__Your objective__. Note every line in the entries that contains the string "data", and copy it.

· · · · · · ·

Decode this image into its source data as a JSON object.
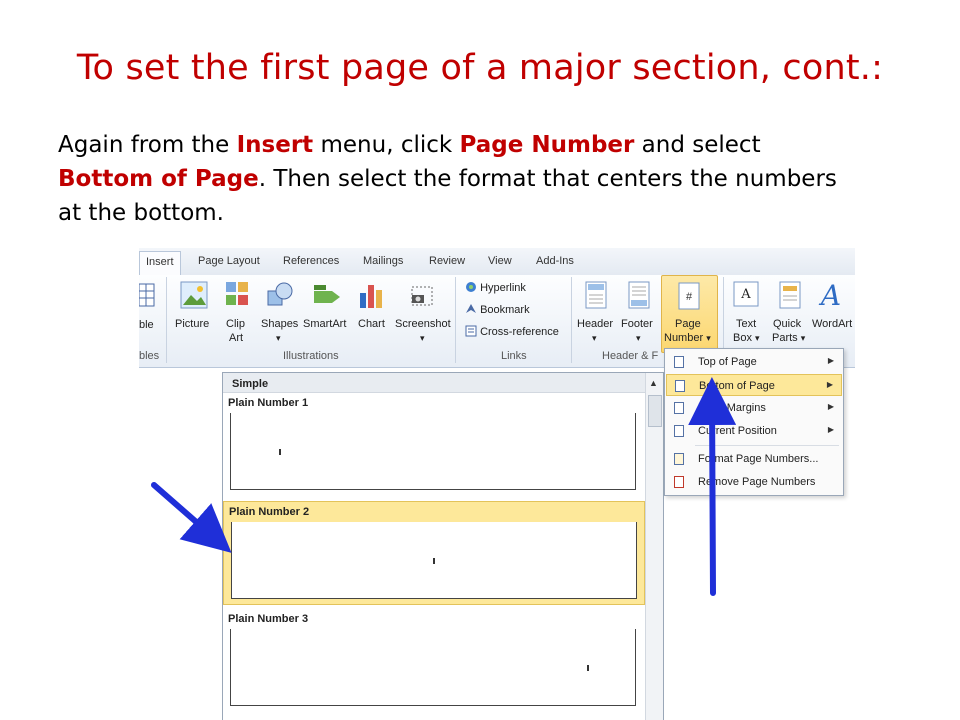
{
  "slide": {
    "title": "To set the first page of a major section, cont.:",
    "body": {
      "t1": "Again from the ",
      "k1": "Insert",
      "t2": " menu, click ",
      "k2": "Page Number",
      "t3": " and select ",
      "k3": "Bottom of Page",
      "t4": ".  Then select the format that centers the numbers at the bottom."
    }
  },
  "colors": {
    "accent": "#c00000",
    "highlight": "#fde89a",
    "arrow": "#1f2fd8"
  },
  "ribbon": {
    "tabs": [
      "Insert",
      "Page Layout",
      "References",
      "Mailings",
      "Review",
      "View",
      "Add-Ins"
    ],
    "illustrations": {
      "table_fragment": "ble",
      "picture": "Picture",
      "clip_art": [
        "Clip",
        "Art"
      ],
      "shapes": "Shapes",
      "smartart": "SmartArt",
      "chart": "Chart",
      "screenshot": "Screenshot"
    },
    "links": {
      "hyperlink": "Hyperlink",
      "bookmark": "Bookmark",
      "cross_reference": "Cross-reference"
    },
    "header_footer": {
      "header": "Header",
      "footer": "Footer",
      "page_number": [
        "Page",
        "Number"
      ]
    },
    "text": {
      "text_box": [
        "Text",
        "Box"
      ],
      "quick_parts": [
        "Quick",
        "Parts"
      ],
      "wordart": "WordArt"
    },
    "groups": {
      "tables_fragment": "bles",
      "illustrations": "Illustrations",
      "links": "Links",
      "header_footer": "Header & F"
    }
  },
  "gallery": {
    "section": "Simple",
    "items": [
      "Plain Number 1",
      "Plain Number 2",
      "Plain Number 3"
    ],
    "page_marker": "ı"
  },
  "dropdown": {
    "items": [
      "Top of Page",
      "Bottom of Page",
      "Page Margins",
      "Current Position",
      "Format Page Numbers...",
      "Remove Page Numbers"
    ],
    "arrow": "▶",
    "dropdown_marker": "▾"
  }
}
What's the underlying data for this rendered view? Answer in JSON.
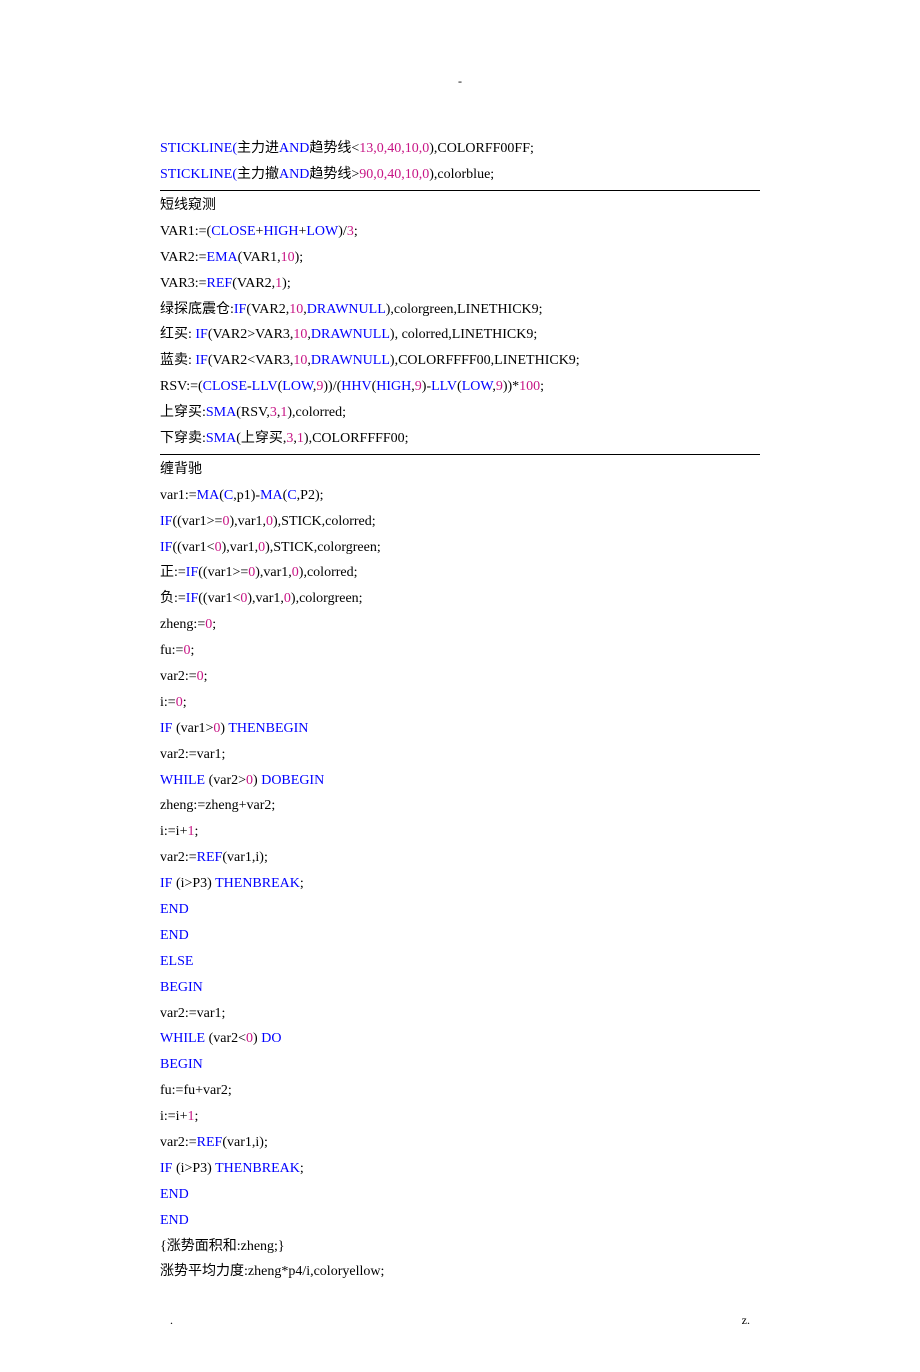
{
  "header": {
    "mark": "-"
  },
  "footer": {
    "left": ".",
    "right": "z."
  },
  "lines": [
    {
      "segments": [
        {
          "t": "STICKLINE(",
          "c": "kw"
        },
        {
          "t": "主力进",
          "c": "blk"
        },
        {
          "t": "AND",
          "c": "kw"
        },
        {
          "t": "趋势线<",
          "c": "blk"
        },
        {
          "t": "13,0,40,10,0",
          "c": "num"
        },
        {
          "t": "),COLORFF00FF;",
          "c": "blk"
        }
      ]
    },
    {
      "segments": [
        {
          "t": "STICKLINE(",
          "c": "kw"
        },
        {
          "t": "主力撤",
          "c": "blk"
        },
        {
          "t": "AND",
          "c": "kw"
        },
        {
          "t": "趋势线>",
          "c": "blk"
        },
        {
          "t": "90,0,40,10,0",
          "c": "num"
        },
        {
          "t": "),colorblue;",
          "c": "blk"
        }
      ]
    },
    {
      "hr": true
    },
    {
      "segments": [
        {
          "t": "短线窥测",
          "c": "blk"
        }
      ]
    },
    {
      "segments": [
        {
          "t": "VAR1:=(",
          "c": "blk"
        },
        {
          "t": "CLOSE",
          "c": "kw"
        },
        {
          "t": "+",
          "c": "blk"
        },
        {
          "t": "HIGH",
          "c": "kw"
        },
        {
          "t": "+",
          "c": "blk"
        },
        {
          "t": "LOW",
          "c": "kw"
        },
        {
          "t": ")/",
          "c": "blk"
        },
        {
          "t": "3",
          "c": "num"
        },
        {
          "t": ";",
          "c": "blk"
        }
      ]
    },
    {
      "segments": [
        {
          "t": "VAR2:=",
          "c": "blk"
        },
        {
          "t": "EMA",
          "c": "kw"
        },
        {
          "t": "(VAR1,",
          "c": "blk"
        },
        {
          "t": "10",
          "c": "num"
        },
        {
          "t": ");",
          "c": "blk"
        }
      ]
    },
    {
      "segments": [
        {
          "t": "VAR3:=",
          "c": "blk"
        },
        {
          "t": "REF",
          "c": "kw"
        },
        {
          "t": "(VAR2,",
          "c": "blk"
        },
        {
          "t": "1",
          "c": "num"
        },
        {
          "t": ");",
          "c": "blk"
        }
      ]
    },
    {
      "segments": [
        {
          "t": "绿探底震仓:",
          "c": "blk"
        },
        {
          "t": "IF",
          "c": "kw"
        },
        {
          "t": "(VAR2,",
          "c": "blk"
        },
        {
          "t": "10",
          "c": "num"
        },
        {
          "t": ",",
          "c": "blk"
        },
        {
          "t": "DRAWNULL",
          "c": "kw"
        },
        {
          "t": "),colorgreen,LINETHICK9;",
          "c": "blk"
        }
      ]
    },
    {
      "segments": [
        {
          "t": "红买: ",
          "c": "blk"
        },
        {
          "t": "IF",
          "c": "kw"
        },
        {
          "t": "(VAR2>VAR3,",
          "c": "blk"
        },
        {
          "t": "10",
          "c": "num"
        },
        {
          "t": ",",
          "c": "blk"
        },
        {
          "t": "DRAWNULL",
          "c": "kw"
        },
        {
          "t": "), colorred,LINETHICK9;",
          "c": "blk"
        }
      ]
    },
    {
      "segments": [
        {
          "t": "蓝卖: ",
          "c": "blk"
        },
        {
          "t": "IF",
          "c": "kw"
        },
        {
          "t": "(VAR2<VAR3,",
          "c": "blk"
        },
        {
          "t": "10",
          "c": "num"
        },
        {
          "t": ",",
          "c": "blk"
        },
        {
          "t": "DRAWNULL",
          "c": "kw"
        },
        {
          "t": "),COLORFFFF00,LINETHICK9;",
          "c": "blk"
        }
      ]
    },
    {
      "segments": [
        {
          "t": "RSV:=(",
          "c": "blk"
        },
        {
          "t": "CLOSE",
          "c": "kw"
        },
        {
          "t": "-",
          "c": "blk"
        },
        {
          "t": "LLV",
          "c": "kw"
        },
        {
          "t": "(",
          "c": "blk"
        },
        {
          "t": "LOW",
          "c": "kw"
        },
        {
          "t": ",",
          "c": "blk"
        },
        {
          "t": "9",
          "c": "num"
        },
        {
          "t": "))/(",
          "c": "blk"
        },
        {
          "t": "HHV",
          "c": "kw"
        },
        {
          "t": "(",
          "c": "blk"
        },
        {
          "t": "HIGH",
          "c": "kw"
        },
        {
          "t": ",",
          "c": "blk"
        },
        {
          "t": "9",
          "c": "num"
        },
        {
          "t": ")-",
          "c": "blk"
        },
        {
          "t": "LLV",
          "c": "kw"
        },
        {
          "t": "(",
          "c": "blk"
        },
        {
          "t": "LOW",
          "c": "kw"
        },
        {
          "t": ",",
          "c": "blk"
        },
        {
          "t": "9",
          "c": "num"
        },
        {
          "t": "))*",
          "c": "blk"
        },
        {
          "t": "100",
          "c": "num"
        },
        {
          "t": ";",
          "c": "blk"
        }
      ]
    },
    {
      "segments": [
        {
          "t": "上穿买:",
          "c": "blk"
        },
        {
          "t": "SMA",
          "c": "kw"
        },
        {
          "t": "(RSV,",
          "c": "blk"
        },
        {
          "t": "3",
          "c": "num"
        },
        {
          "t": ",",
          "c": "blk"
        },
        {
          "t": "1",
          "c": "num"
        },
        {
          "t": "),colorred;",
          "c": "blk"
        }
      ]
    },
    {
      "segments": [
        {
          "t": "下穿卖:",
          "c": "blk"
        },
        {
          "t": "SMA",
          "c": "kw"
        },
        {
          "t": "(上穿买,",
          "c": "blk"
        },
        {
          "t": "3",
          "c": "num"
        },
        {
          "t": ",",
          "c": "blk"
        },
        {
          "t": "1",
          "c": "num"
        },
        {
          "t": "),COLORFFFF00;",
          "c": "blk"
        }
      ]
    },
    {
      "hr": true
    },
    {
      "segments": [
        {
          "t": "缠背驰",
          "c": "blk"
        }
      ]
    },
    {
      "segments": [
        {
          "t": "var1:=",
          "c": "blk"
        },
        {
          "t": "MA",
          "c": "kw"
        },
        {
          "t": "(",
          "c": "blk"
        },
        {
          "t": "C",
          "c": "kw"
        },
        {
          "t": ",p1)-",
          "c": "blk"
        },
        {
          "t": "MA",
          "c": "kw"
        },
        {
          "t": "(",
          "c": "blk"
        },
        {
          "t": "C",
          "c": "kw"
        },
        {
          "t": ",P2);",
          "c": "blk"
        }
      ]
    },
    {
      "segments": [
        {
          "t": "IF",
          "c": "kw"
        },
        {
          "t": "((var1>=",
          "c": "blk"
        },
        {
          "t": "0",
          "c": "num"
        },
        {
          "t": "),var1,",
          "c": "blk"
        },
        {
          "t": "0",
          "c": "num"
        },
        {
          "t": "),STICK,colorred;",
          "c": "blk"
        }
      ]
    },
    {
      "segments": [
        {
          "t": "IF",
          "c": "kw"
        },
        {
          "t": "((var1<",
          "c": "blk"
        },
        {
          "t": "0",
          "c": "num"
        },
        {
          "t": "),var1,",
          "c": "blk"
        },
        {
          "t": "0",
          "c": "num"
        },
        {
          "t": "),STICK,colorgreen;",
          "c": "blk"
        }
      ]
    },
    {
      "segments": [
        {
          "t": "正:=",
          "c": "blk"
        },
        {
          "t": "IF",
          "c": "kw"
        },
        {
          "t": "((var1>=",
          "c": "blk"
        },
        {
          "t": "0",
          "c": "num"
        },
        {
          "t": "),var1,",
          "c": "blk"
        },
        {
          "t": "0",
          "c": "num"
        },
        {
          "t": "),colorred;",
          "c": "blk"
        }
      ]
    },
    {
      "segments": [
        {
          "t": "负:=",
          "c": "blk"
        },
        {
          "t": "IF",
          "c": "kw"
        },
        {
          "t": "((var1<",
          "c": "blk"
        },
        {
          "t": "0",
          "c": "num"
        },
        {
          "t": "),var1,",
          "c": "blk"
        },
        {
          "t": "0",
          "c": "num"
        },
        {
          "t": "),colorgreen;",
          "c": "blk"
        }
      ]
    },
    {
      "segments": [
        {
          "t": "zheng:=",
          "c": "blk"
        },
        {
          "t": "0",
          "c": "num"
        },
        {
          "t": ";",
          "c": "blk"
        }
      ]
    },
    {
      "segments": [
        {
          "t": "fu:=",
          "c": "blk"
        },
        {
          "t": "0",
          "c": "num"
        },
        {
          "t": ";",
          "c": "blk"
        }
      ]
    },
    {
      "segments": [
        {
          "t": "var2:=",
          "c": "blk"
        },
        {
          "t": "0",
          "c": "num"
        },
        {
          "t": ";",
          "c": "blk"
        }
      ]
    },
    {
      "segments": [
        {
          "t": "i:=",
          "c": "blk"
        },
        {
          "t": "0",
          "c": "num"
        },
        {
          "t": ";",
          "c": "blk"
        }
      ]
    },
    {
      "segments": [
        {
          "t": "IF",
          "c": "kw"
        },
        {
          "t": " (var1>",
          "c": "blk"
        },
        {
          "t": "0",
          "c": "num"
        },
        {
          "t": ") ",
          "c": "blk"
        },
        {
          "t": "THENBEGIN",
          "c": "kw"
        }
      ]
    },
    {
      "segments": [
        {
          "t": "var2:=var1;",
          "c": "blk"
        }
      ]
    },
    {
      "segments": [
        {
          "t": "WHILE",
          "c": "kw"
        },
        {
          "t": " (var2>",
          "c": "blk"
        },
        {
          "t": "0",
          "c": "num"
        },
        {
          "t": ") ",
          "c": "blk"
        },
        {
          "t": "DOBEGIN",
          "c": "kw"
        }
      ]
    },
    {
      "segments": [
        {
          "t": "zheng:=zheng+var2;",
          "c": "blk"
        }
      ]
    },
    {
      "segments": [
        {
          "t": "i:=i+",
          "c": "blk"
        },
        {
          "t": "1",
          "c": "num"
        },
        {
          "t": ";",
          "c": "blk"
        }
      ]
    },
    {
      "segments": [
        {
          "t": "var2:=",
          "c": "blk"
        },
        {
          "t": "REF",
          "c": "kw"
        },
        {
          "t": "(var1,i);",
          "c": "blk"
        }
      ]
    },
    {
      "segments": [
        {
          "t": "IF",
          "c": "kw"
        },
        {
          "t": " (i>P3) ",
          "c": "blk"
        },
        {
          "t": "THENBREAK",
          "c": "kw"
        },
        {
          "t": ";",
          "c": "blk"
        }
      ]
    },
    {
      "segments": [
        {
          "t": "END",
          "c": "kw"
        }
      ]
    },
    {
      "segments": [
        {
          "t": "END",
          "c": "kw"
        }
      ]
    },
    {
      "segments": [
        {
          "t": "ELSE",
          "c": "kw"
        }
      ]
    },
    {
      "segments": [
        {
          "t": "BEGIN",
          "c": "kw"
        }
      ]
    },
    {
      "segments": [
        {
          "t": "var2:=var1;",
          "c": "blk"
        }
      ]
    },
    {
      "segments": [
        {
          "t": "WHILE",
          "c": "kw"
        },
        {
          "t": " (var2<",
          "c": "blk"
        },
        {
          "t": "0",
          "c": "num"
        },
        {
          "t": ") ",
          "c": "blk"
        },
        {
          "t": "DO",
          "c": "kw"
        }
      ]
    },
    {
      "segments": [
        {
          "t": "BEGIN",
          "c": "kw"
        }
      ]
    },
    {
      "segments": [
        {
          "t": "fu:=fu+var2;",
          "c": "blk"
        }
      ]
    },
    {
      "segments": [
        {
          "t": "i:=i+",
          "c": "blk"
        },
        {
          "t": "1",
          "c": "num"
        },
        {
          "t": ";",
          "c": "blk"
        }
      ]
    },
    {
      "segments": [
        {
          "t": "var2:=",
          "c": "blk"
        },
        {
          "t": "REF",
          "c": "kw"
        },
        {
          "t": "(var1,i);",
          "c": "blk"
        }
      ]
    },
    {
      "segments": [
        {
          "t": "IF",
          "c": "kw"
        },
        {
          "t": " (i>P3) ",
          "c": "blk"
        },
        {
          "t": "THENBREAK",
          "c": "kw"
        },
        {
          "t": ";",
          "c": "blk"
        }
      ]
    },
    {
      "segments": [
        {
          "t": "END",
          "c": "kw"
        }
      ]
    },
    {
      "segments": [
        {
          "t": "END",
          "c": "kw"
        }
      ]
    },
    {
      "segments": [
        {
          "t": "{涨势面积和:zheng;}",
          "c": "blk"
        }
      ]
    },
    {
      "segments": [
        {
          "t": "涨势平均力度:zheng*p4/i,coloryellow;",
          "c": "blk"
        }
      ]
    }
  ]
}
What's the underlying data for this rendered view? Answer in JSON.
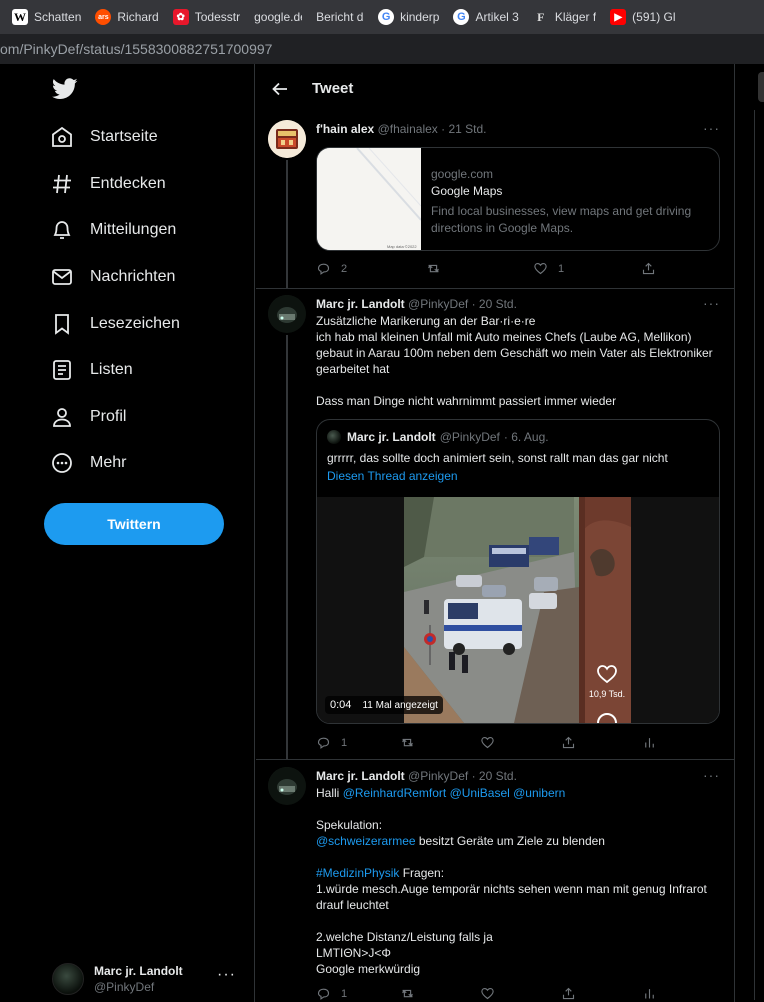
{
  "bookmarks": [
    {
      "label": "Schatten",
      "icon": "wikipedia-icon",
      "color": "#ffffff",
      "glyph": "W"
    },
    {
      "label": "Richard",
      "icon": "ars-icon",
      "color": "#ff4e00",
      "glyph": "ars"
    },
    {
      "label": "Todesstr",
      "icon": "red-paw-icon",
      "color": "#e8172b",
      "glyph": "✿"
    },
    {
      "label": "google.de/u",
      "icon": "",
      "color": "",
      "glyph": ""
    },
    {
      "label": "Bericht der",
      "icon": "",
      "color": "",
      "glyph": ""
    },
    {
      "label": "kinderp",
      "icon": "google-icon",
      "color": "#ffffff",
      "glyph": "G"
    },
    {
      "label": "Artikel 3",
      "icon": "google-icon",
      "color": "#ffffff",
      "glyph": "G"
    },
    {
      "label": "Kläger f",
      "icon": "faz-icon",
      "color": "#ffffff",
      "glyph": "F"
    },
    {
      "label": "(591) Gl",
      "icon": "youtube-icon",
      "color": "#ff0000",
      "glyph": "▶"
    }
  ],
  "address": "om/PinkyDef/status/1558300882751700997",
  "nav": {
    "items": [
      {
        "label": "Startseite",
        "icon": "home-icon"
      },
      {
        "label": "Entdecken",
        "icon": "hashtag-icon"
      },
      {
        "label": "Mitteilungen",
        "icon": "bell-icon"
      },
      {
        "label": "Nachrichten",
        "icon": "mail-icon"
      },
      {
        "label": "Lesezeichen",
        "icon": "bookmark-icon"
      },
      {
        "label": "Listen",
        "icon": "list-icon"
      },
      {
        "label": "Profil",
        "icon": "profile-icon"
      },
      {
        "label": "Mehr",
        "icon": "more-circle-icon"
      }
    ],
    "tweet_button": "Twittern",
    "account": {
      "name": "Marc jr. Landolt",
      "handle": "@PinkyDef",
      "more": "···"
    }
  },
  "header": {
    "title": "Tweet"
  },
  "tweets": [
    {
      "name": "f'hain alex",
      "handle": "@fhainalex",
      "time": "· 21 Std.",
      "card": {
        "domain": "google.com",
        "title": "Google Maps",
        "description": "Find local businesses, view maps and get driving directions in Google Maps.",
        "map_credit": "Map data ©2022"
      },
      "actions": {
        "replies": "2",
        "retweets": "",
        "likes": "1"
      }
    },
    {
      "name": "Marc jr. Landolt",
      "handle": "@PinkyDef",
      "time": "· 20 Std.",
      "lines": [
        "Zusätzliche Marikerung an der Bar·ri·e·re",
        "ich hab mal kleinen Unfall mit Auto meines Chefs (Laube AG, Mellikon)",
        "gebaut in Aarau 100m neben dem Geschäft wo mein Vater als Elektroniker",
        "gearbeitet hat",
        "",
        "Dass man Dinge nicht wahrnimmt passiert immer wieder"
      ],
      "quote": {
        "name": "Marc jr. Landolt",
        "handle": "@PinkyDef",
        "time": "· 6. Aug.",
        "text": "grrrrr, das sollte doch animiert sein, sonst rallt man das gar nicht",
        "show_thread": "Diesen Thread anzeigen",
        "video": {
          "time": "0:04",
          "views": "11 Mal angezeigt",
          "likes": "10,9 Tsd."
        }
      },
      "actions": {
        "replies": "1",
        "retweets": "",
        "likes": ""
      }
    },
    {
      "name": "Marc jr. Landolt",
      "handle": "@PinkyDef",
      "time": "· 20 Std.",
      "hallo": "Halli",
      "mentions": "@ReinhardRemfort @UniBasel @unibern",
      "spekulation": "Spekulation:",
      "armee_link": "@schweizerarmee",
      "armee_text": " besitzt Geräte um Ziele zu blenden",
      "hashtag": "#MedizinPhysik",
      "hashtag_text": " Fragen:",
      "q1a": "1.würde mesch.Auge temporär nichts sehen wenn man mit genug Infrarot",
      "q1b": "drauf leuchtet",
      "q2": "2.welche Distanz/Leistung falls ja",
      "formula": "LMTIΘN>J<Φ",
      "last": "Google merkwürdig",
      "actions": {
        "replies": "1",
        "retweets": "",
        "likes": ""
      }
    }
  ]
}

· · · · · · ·

__Answer to the exercise__.
Decode this image into its source data as a JSON object.
What's the underlying data for this rendered view? Answer in JSON.
What's the underlying data for this rendered view? Answer in JSON.
        "map_credit": "Map data ©2022"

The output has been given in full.